You’ll most likely hear this when your pet or stroke your cavy.
It’s a sign of contentment; your guinea pig simply lets you know all is well in their world.
This purr is a sound only guinea pigs can make, thanks to their throats’ structures. Other animals can’t produce it.
Cooing is usually associated with birds, but guinea pigs do it, too! You’ll hear a mother guinea pig coo at her babies.
Your cavy will also coo at you as a sign of endearment. A cooing guinea pig is a happy guinea pig.
Like purring, “chutting” over and over again also means your guinea pig is happy.
Sometimes, their purrs and “chuts” happen simultaneously; other times, the purrs are interspersed with “chuts” or vice versa.
Guinea pigs need to feel comfortable and safe in their home before you could hear them “chut,” though.
Also, not all guinea pigs make this sound.
It’s a mating call! It’s very similar to purring, but it’s in a much lower pitch and has a vibrato effect.
A male guinea pig will usually walk around with a slight swagger and make this sound, as if telling his crush, “Hey there, beautiful” (wink).
A female cavy “rumbles,” too, to tell the male that she’s ready to mate.
That might not sound so threatening coming from such an adorable little critter, but when your guinea pig growls, keep your fingers off it!
In the wild, cavies growl in response to predators or other signs of danger.
At home, it might be due to changes in their diet or environment—guinea pigs are typically resistant to change.
When your guinea pig squeals, it feels hurt or threatened. You’ll most likely hear it when your cavy’s ill, other guinea pigs are fighting, or if someone has died.

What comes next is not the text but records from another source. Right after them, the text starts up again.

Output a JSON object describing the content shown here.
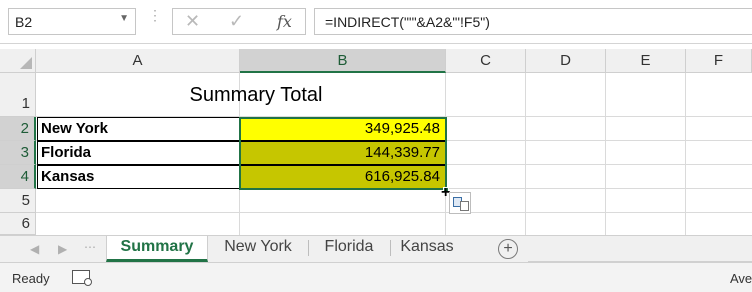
{
  "formula_bar": {
    "name_box": "B2",
    "cancel_icon": "✕",
    "enter_icon": "✓",
    "fx_icon": "fx",
    "formula": "=INDIRECT(\"'\"&A2&\"'!F5\")"
  },
  "columns": [
    "A",
    "B",
    "C",
    "D",
    "E",
    "F"
  ],
  "rows": [
    "1",
    "2",
    "3",
    "4",
    "5",
    "6"
  ],
  "sheet": {
    "title": "Summary Total",
    "data": [
      {
        "state": "New York",
        "amount": "349,925.48"
      },
      {
        "state": "Florida",
        "amount": "144,339.77"
      },
      {
        "state": "Kansas",
        "amount": "616,925.84"
      }
    ]
  },
  "tabs": {
    "items": [
      "Summary",
      "New York",
      "Florida",
      "Kansas"
    ],
    "active": "Summary",
    "add_label": "+"
  },
  "status": {
    "ready": "Ready",
    "right_text": "Ave"
  },
  "colors": {
    "accent": "#217346",
    "highlight_yellow": "#ffff00",
    "highlight_olive": "#c6c600"
  }
}
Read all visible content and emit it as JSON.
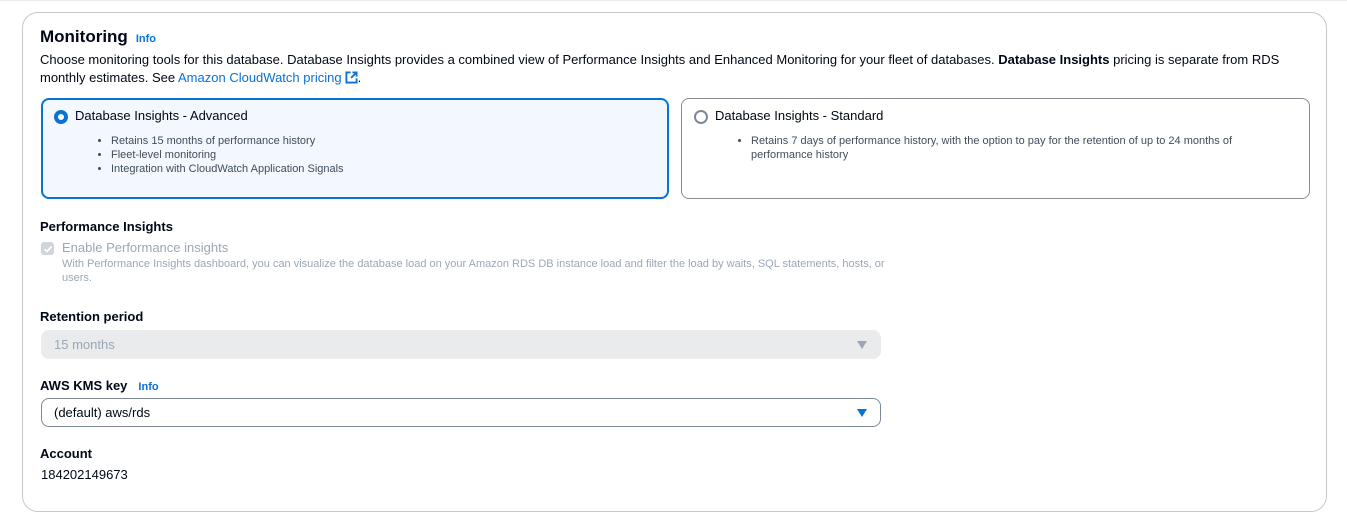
{
  "monitoring": {
    "title": "Monitoring",
    "info_label": "Info",
    "description_pre": "Choose monitoring tools for this database. Database Insights provides a combined view of Performance Insights and Enhanced Monitoring for your fleet of databases. ",
    "description_bold": "Database Insights",
    "description_post": " pricing is separate from RDS monthly estimates. See ",
    "pricing_link": "Amazon CloudWatch pricing",
    "description_end": "."
  },
  "options": [
    {
      "label": "Database Insights - Advanced",
      "selected": true,
      "bullets": [
        "Retains 15 months of performance history",
        "Fleet-level monitoring",
        "Integration with CloudWatch Application Signals"
      ]
    },
    {
      "label": "Database Insights - Standard",
      "selected": false,
      "bullets": [
        "Retains 7 days of performance history, with the option to pay for the retention of up to 24 months of performance history"
      ]
    }
  ],
  "performance_insights": {
    "heading": "Performance Insights",
    "checkbox_label": "Enable Performance insights",
    "checked": true,
    "disabled": true,
    "description": "With Performance Insights dashboard, you can visualize the database load on your Amazon RDS DB instance load and filter the load by waits, SQL statements, hosts, or users."
  },
  "retention": {
    "label": "Retention period",
    "value": "15 months",
    "disabled": true
  },
  "kms": {
    "label": "AWS KMS key",
    "info_label": "Info",
    "value": "(default) aws/rds"
  },
  "account": {
    "label": "Account",
    "value": "184202149673"
  },
  "colors": {
    "accent": "#0972d3",
    "selected_bg": "#f2f8fd",
    "disabled_text": "#9ba7b6",
    "disabled_bg": "#e9ebed",
    "border": "#c6c6cd"
  },
  "icons": {
    "external_link": "external-link-icon",
    "dropdown": "caret-down-icon",
    "check": "check-icon"
  }
}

Your guinea pig might also squeal on your way to the vet. They’re not used to the new environment or the new people they meet.
Regularly visiting the vet will help ease your cavy’s anxiety.
It sounds like rapid squeaks with teeth grinding or gnashing. Male guinea pigs make this sound in aggression.
You’ll often hear this before they fight. Usually associated with anger and dominance, teeth chattering means the cavy is marking its territory, especially when it lives with another guinea pig in one cage.
In that case, take the cavy out for some time before reintroducing it to the other.
It sounds like a high-pitched moan and means the guinea pig is unhappy and doesn’t like what you’re doing.
Maybe you’re holding it the wrong way, or you’ve interrupted it in the middle of deep sleep.
Guinea pigs are articulate, and understanding their sounds will help you establish a deeper bond with your pet cavy.
Listen to more guinea pig sounds here!